Climate change and climate variability have already affected Western Australian (WA) broadacre crop and animal production. Producers have been able to meet these challenges by adopting innovative farming systems to maintain farm profitability and sustainability. Future climate change will present further opportunities and challenges for producers.
Records show that rainfall decreased and temperatures increased over the last century. Climate projections for the south-west of WA are for declining rainfall and higher temperatures.
The grainbelt of WA contributes more than $4.5 billion to WA’s economy per year. Dalwallinu is 220 kilometres north-east of Perth on the eastern edge of the northern grainbelt. This agri-climate profile provides an analysis of records and projections for a range of climate variables relevant to farm businesses in the Dalwallinu area.
Changes at a glance

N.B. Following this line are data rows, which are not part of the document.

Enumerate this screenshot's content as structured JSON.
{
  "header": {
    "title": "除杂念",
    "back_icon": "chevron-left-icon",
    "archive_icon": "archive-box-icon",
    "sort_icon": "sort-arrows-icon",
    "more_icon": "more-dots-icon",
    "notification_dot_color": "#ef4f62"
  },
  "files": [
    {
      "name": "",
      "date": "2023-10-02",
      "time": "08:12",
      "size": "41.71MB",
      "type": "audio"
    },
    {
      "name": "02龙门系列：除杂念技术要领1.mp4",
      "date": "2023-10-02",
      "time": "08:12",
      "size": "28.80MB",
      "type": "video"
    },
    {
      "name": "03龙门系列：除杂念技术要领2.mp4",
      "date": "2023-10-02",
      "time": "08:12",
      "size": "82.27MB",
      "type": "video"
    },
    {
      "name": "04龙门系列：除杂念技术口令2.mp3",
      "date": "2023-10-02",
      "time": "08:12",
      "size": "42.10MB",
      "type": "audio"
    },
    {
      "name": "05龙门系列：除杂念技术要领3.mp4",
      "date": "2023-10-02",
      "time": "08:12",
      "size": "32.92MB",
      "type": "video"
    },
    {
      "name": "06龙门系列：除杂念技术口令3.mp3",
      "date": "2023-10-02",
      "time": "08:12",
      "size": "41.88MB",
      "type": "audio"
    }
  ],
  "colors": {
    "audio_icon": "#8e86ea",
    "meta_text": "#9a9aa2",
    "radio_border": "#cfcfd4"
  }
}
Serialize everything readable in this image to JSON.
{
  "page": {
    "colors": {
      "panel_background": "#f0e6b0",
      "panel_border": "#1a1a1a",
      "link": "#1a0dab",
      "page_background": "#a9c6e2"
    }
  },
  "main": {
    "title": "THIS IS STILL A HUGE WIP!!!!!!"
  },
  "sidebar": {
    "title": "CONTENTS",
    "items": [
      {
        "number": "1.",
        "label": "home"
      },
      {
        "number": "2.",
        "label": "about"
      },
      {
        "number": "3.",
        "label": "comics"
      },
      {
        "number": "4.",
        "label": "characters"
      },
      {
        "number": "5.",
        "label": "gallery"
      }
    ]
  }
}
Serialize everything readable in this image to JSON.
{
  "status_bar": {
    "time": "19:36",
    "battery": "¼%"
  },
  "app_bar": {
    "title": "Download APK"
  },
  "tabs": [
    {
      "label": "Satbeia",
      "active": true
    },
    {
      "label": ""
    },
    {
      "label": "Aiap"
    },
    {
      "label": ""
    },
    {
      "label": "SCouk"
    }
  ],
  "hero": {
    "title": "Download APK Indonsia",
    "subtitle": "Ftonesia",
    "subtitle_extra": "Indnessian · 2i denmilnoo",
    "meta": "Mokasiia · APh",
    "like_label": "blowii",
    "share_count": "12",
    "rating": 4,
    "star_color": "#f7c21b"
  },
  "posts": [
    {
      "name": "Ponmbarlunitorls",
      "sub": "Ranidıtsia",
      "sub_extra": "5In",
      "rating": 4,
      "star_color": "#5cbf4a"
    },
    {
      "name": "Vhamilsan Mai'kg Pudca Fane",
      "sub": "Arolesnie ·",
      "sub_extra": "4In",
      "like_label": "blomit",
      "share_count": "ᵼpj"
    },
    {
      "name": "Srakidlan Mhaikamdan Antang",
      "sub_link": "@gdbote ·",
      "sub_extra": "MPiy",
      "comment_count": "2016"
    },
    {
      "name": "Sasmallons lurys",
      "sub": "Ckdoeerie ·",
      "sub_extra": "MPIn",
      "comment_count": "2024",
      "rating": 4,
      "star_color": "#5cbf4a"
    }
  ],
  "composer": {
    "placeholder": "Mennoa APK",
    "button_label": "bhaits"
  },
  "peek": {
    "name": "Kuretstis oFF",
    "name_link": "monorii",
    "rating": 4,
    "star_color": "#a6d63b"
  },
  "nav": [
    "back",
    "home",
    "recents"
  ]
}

The observed trends in Dalwallinu’s climate include:
- little change to annual rainfall
- a decrease in growing season rainfall (smaller and less frequent rainfalls)
- a decrease in the number of heavy rainfalls in winter
- an increase in summer rainfall
- an increase in the number of heavy rainfalls in summer
- fewer very wet years
- more-variable and later break of season
- an increase in average maximum and minimum temperatures.
What the records show
There were shifts in climate for Dalwallinu in the mid-1970s, then again around 2000. Therefore the analysis is for 1939–1974 (35 years), 1975–2010 (35 years) and 2000–2010 (10 years).
Total annual rainfall in 1975–2010 decreased by 3%, compared to 1939–1974.
Growing season rainfall (April–October) has declined by 10% since the mid-1970s and a further 15% since 2000 (Figure 1).
The chance of two consecutive drought years (decile 3 growing season rainfall or below) has increased from 5% in 1939–1974 to 14% in 1975–2010.
Around the mid-1970s there was a shift to consistently drier winter conditions. Figure 2 shows a significant decline in June rainfall and a significant increase in December rainfall in 2000–2010, compared to 1939–1974.
Figures 3, 4 and 5 show the rainfall reduction during June has resulted from a combination of fewer days with heavy rainfall (greater than 5mm), fewer days with any rain and more days with light rainfall. The increase in summer rainfall has mainly resulted from more rain during December and January.
Since the mid-1970s, mean monthly maximum temperatures significantly increased during April–July and have remained largely unchanged during the rest of the year (Figure 6).
Average monthly minimum temperatures significantly increased during April, May and November (Figure 7).
The number of days with maximum temperature above 35 degrees Celsius (˚C) did not significantly change (Figure 8).
The number of frost days — days with minimum temperature below 2˚C — significantly decreased during August and remained largely unchanged during September and October. The average date of the last frost was 20 August in 1939–1974 and 13 August in 1975–2010. A frost risk for cereal crops around flowering remains (Figure 9).
The following projections for 2035–2064 were obtained using an intermediate-emissions scenario (A2) and downscaled data from the CSIRO Global Climate Model CCAM (CMIP3).
Projections are that rainfall will decrease in autumn-winter and increase in summer (Figure 10).
Projections are that average monthly maximum temperatures will increase (Figure 11).
What are the agronomic implications?
- Since 1939, the start of the growing season has been more variable and generally later. The average break of the season, derived from a sowing rule that uses a sowing window starting from 25 April, shifted from 24 May for 1939–1974 to 27 May for 1975–2010. In 2000–2010 the average break was 3 June.
- Later and more variable break of season will increase production risk for crops and pastures. Declining autumn rainfall means crops need to be established at the earliest opportunity, possibly with dry seeding. Conservation of out-of-season rain is gaining importance. Effective control of summer weeds and stubble is becoming more important.
- The decline of heavy rainfall events in winter has reduced the reliability of run-off into farm dams.
- Declining growing season rainfall and the occurrence of lighter rainfalls has led to greater proportional evaporation losses and less water stored deep in the soil. This increases the risk of moisture stress during crop estanlishment, flowering and grain fill.
- Declining winter rainfall will reduce pasture production. Flexible lot-feeding or confined-feeding systems may need to be established to maintain or finish stock in dry years. Perennial pastures and native pastures should be investigated as a possible alternative to annual pastures.
What are the options for adapting to climate change?
We provide information and technical support for making changes at the incremental, transitional and transformative levels. A general guide is available for each major enterprise and for soil and water resources: